Depending on the size and complexity of the component in question, the initial cost to have it reverse engineered could exceed the price of a newer or different model. However, once you have created a digital copy of the original design and successfully replicated the part, you can use that information to recreate the component again and again. Reverse engineering allows you to reproduce parts that work in your preferred mechanical setups, regardless of whether the original manufacturers are still in business.
2. Parts Service or Repair
If a legacy part or a component the OEM no longer supports needs repair or service, it’s useful to have an understanding of how the product works. This knowledge can help to complete the repair accurately and efficiently.
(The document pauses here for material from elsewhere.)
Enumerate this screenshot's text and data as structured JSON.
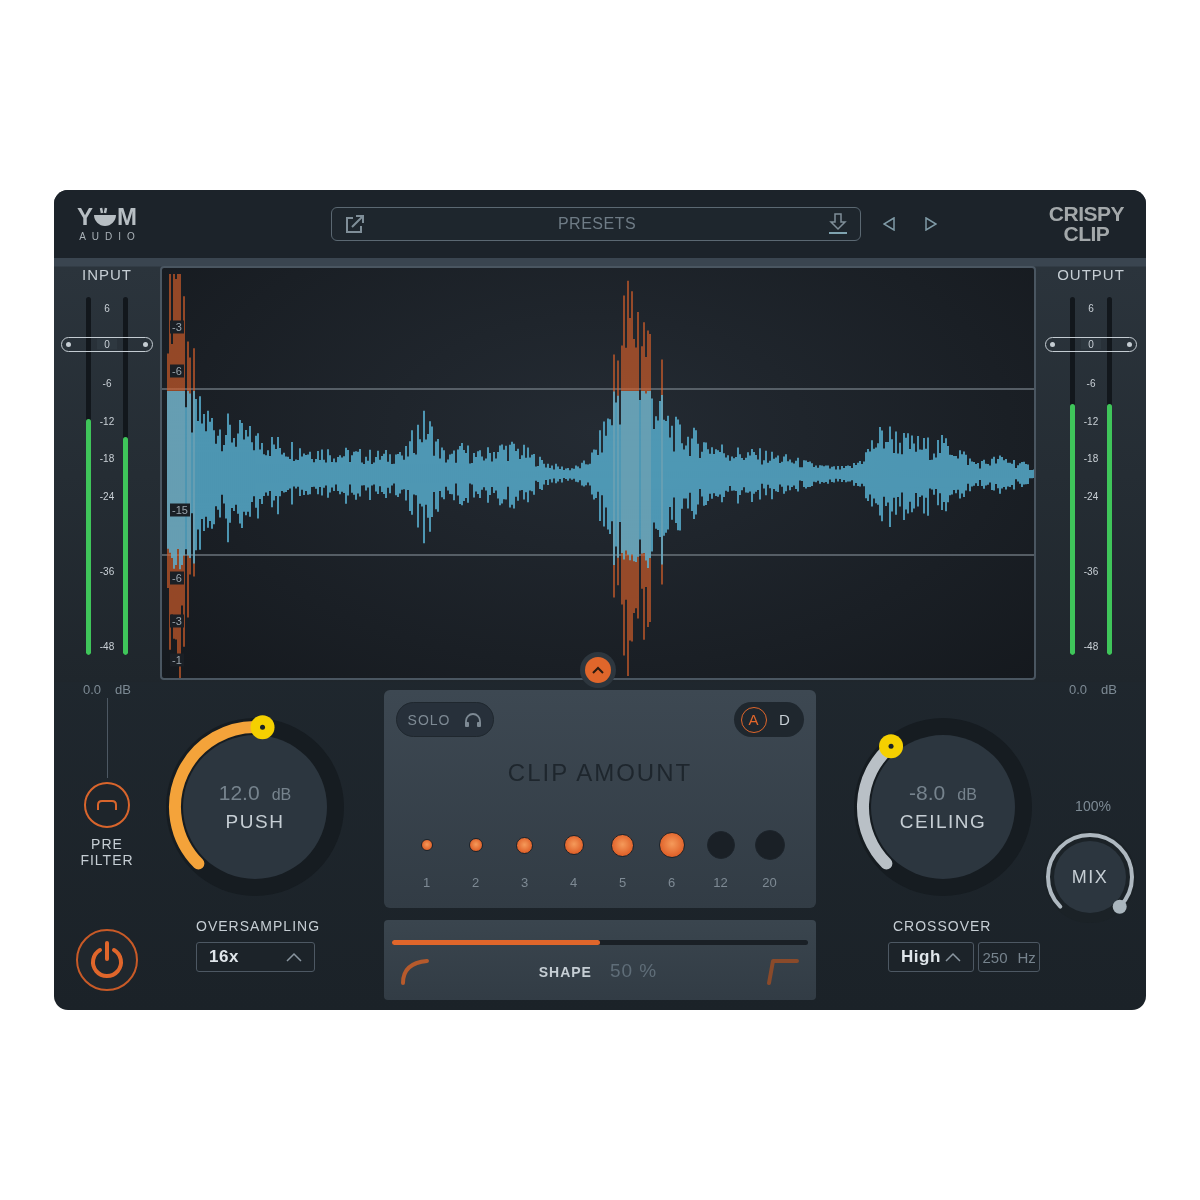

If there aren’t any design documents available, a company may use reverse engineering to create them. You can then use this information to inform how you repair or service the part. The data you gain from reverse engineering can help you determine which components you need to replace to fix a given problem. It can also inform your repair process by helping you better understand how best to access, remove and replace a certain part.
3. Failure Analysis
Reverse engineering techniques can play a valuable role in failure analysis. If a machine fails, you may need to take it apart or examine design files to determine why. Once you have this information, you know how to fix or improve the product so that it functions properly again.
Examining a product using reverse engineering can reveal damaged parts of faulty designs. Looking at digital design files created through reverse engineering can also reveal flaws and help inform how you plan to repair a piece of equipment.
4. Parts Improvement
Reverse engineering is also used for parts improvement. You might need to alter a component after conducting a failure analysis, or a particular might just be due for an upgrade. If no replacement or alternative part is available on the market, you could have the part reverse engineered to create a copy of the original design. From there, you could modify the design for improved performance.
If a machine requires stronger joints or weld reinforcements, the faulty parts will be examined for their measurements and redesigned with increased thickness or stronger metals. Through reverse engineering, you can determine which dimensions must be maintained and which aspects you can change. If you could combine two or more parts into a single, more functional component, reverse engineering could bring that fact to light.
5. Diagnostics and Problem-Solving
Reverse engineering can also be used for diagnostics and problem-solving in a sequence of industrial processes. In a factory setting, the flow of operations can sometimes slow due to a faulty or underperforming function. When a manufacturing system consists of numerous machines and components, it can be difficult to pinpoint the source of the problem. Through reverse engineering, you can determine how everything works as one and use that knowledge to identify where things can and do go wrong.